Citation: Singh, S., Miklas, P.N. 2015. Breeding Common Bean for resistance to Common Blight: A review. Crop Science. 55:971-984.

Interpretive Summary: Common bacterial blight is a serious disease for dry beans grown in United States east of the continental divide. Genetic resistance is the best method of control but is complicated because many genes interact to condition resistance. With the new genomic tools now available some new genes have been found and we are getting closer to the molecular basis of resistance via candidate gene analysis. A better understanding of the complex of strains of the pathogen has recently been obtained. This paper reviews the past, current, and future state-of-the-arts for breeding dry beans with resistance to common blight. A combination of traditional and novel methods for improving bean are dictated and gaps in our knowledge and germplasm resources are revealed. This review will help breeders achieve improved levels of resistance to common bacterial blight and reduce the negative impact of this disease in the U.S.

Technical Abstract: Common blight {caused by Xanthomonas campestris pv. phaseoli Smith (Dye) is a major bacterial disease causing >40% seed yield and quality losses in common bean (Phaseolus vulgaris L.) worldwide. Use of resistant cultivars is crucial for its effective, economical, and environment friendly integarated management and control. Our objective was to review progress achieved in breeding for resistance. We also will briefly discuss challenges faced and strategies to develop cultivars with higher levels of resistance. Common blight resistant germplasm are found in the primary, secondary, and tertiary gene pools of the common bean. Substantial progress has been made in understanding the pathogenic variation, germplasm screening methods, identification of resistant germplasm, genetics of resistance, identifying and mapping molecular markers linked with resistance quantitative trait loci (QTL), introgressing resistance from the secondary and tertiary gene pools, transferring resistance from the Middle American common bean landraces to Andean cultivars and germplasm lines, and pyramiding or combining resistance from diverse germplasm sources into common bean. Backcross, pedigree, gamete, and recurrent selection methods or their modifications singularly or in combination have been used to introgress and pyramid resistance.

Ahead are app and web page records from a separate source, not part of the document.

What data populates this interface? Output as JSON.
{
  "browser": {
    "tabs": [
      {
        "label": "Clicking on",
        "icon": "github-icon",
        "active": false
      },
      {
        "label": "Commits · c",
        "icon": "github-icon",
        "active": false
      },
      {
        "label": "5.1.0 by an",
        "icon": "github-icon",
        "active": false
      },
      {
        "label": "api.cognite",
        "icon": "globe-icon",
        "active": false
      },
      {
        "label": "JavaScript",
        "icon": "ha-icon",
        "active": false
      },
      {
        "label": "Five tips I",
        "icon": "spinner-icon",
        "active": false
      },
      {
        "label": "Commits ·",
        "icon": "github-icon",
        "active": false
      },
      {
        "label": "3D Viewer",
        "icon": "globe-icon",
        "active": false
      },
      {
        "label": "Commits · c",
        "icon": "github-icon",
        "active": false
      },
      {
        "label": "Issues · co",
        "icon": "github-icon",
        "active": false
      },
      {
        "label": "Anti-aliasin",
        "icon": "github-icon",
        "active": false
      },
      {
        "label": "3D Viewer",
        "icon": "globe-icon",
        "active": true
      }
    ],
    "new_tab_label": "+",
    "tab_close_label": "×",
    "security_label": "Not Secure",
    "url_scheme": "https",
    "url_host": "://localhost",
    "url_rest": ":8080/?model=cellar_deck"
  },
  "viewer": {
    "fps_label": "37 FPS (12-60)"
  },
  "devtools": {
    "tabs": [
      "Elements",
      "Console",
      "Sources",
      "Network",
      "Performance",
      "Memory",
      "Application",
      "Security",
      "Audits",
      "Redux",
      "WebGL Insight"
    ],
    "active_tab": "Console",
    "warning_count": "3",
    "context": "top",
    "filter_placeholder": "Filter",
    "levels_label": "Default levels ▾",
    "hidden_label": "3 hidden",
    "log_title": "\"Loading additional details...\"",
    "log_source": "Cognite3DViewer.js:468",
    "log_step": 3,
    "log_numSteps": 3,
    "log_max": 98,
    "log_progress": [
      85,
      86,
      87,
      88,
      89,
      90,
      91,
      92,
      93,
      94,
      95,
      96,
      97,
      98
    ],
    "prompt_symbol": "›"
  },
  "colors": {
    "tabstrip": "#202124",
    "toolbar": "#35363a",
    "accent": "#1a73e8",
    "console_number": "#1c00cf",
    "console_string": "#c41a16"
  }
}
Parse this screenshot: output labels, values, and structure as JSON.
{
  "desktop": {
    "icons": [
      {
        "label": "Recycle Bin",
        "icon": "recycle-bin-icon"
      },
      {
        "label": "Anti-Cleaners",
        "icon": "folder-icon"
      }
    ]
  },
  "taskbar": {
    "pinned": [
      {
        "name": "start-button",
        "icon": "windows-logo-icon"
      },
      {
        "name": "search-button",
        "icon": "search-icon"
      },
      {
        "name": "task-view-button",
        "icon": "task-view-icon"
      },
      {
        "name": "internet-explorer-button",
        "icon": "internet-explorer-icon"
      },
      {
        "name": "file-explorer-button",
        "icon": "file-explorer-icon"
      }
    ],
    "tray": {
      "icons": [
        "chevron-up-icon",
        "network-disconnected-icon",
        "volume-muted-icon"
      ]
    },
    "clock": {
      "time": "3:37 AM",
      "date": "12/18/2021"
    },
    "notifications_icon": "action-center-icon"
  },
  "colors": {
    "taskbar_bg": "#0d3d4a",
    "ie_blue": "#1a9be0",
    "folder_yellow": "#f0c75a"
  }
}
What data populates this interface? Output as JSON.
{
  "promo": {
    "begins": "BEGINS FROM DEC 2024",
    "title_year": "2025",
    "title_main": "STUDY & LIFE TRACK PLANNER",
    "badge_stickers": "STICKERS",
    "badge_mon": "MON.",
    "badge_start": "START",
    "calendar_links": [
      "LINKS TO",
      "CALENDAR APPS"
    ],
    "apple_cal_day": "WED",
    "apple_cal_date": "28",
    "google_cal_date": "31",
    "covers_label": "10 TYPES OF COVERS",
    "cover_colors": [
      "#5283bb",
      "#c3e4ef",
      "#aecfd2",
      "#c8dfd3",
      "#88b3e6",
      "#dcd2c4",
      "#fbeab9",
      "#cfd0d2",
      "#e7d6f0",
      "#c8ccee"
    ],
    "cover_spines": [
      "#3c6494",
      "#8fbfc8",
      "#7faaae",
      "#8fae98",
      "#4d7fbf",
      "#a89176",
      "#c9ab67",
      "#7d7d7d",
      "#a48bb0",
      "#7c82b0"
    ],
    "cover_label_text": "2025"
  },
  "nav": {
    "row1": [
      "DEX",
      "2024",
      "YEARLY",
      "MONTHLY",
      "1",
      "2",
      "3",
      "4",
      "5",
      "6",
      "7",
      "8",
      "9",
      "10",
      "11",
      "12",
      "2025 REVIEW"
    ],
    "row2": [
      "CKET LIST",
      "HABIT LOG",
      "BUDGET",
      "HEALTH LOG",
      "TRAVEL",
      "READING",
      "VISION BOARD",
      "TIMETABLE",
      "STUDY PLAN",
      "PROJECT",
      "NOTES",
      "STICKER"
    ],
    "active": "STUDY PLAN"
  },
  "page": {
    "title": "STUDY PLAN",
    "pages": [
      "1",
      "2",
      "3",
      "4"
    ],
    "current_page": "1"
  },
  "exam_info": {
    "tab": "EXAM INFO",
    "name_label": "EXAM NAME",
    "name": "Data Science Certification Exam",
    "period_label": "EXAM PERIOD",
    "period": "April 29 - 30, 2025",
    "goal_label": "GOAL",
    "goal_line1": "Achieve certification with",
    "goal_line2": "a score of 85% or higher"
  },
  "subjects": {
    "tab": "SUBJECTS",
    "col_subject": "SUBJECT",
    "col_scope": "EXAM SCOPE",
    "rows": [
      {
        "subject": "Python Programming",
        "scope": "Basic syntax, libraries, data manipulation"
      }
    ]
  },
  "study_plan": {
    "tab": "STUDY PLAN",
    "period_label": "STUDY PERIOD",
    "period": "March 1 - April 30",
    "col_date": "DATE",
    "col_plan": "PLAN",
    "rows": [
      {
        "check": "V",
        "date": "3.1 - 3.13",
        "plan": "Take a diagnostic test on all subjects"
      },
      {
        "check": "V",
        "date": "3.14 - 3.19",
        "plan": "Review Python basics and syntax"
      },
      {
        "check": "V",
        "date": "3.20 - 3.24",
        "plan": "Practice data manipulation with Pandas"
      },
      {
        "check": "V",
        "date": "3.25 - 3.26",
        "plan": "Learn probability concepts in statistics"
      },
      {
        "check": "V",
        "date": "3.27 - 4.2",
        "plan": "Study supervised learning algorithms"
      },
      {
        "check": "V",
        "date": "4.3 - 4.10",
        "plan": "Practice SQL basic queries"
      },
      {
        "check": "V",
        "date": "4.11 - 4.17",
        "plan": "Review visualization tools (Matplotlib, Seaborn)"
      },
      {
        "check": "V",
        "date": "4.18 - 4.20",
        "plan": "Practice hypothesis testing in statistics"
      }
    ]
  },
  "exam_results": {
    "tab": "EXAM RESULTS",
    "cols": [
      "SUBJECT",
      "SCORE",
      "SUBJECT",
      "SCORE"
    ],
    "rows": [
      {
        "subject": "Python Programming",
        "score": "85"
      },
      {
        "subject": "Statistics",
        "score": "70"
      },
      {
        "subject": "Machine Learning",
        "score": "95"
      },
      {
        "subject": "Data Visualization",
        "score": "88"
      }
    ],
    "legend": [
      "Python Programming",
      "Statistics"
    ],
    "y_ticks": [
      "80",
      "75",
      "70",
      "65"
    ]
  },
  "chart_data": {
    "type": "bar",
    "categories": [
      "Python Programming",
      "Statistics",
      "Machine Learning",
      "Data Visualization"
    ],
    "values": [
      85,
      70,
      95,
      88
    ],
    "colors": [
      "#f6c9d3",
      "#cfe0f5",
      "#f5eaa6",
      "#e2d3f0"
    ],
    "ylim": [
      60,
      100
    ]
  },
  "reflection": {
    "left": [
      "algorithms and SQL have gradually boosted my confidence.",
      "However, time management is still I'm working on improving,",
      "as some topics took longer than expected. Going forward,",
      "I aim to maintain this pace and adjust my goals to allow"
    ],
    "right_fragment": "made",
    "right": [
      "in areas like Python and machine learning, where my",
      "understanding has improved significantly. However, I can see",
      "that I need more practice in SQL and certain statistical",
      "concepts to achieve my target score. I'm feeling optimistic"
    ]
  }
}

Also, molecular markers with or without direct disease screening have been used for breeding for resistance. Howevere, Andean and Middle American common bean cultivars with high levels of combined resistance to less aggressive and aggressive bacterial strains are not available. We will review progress achieved in breeding for resistance, briefly describe problems faced, and discuss strategies for integrated genetic improvement for common blight resistance for cultivar development.